## PROBLEM TO WORK ON
Output the data once more, exactly as given.

## DATA SUPPLIED
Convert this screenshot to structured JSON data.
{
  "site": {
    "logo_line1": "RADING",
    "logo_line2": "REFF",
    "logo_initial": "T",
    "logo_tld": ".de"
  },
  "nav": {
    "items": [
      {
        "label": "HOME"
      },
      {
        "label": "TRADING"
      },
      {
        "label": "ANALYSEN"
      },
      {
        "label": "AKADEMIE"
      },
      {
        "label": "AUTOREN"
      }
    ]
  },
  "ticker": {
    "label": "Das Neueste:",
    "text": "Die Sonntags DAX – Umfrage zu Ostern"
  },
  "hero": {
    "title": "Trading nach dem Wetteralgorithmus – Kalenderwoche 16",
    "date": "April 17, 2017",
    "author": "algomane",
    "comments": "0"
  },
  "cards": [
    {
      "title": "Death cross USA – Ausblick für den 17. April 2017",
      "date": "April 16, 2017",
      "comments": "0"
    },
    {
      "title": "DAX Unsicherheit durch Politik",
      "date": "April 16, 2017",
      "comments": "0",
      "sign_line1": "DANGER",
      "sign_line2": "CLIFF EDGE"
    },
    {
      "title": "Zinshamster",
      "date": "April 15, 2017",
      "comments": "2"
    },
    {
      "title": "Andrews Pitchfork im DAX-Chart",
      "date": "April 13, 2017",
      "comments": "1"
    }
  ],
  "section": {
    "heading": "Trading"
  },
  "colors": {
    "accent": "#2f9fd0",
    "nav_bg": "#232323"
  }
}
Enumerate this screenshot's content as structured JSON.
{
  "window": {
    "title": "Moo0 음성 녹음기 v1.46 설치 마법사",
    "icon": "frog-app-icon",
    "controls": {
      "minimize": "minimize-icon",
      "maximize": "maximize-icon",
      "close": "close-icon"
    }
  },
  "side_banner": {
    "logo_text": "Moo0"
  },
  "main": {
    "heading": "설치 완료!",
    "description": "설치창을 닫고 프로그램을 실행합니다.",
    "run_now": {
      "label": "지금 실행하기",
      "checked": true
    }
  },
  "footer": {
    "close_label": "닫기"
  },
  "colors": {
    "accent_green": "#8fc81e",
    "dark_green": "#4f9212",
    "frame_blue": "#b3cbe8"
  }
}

## PROBLEM SOLUTION
Convert this screenshot to structured JSON data.
{
  "site": {
    "logo_line1": "RADING",
    "logo_line2": "REFF",
    "logo_initial": "T",
    "logo_tld": ".de"
  },
  "nav": {
    "items": [
      {
        "label": "HOME"
      },
      {
        "label": "TRADING"
      },
      {
        "label": "ANALYSEN"
      },
      {
        "label": "AKADEMIE"
      },
      {
        "label": "AUTOREN"
      }
    ]
  },
  "ticker": {
    "label": "Das Neueste:",
    "text": "Die Sonntags DAX – Umfrage zu Ostern"
  },
  "hero": {
    "title": "Trading nach dem Wetteralgorithmus – Kalenderwoche 16",
    "date": "April 17, 2017",
    "author": "algomane",
    "comments": "0"
  },
  "cards": [
    {
      "title": "Death cross USA – Ausblick für den 17. April 2017",
      "date": "April 16, 2017",
      "comments": "0"
    },
    {
      "title": "DAX Unsicherheit durch Politik",
      "date": "April 16, 2017",
      "comments": "0",
      "sign_line1": "DANGER",
      "sign_line2": "CLIFF EDGE"
    },
    {
      "title": "Zinshamster",
      "date": "April 15, 2017",
      "comments": "2"
    },
    {
      "title": "Andrews Pitchfork im DAX-Chart",
      "date": "April 13, 2017",
      "comments": "1"
    }
  ],
  "section": {
    "heading": "Trading"
  },
  "colors": {
    "accent": "#2f9fd0",
    "nav_bg": "#232323"
  }
}
Enumerate this screenshot's content as structured JSON.
{
  "window": {
    "title": "Moo0 음성 녹음기 v1.46 설치 마법사",
    "icon": "frog-app-icon",
    "controls": {
      "minimize": "minimize-icon",
      "maximize": "maximize-icon",
      "close": "close-icon"
    }
  },
  "side_banner": {
    "logo_text": "Moo0"
  },
  "main": {
    "heading": "설치 완료!",
    "description": "설치창을 닫고 프로그램을 실행합니다.",
    "run_now": {
      "label": "지금 실행하기",
      "checked": true
    }
  },
  "footer": {
    "close_label": "닫기"
  },
  "colors": {
    "accent_green": "#8fc81e",
    "dark_green": "#4f9212",
    "frame_blue": "#b3cbe8"
  }
}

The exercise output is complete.